The LAPD said Tuesday that its extensive outreach in Latino communities seems to have helped calm fears among unauthorized immigrants that the department would help the Trump administration deport people.
As evidence of the change, the department pointed to statistics showing that by the end of 2017 more Latinos were reporting sexual assaults and domestic violence than earlier in the year.
In a report to the Los Angeles Police Commission, the LAPD said in the first four months of 2017, which included all but three weeks of Trump's new administration, reports of sexual assault in Latino communities had plummeted about 24 percent compared with the same time the year before. Reports of sexual assault during that time were down citywide, but only by about 14 percent.
By the end of last year, reporting was still down but not by nearly as much, and the gap between Latino reporting and citywide reporting had narrowed: Latino reports of sexual assault were down by 14 percent year over year, and citywide reports were down 10 percent.
Reports of domestic violence by Latinos were down 8 percent in the first four months of last year, compared with a 4 percent decline citywide, the department said. By Dec. 31, domestic violence reporting was up 1.3 percent among Latinos and 1.7 percent citywide, according to the report.
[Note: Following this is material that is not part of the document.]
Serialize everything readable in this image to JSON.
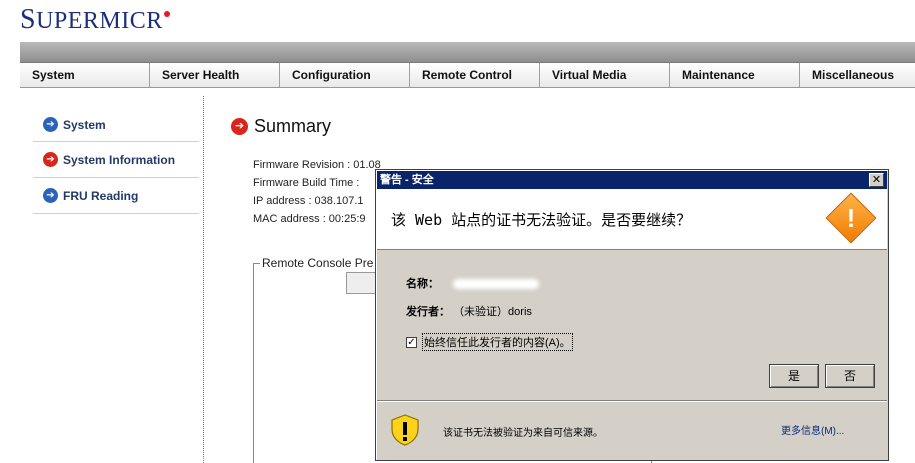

The department can't provide data on crime reporting specifically among immigrants, because it doesn't collect data on the immigration status of crime victims or witnesses.
It turns out Trump’s promise of more deportations had a silver lining, said Police Commission member Matt Johnson.
"It gave us an opportunity to reach out to the immigrant community," he said. "It gave the department and commission for that matter an impetus to be extremely proactive."
Concerned that Trump's promises of mass deportations would heighten fears among unauthorized immigrants about reporting crimes, LAPD Chief Charlie Beck early last year ordered an outreach campaign that involved more than 100 meetings with the community, according to the department.
"We didn’t want to dominate meetings and contribute to the fear, so we sought out meetings that were already happening," said Deputy Chief Robert Arcos, who led the effort. "We invited ourselves as often as we possibly could."
Police officials stepped up outreach in churches and Spanish-language media and with immigrant advocacy groups, repeatedly stressing that longstanding department policy forbids officers from working with federal immigration agents to deport non-violent criminals in the U.S. illegally.
Arcos said fear of federal agents sweeping people up has not gone away. He recalled a frantic phone call he received a few weeks ago. Someone said they had seen six or seven ICE agents at Union Station.
"Are there raids going on?" Arcos said the caller asked. "Do we need to tell people to get off their trains and reroute themselves?"
Arcos said he called Dave Marin, director of ICE's Los Angeles field office, something he's done before to dispel rumors.
It turns out that ICE, which has offices across the freeway from Union Station, has satellite parking at the train depot.
"He said five of their guys were getting coffee at the Starbucks inside the train station," Arcos said.
The deputy chief said the LAPD is focused right now on working with organizers of upcoming May Day marches.
"We will see just how intense the issue is for Latinos during May Day marches next week," he said.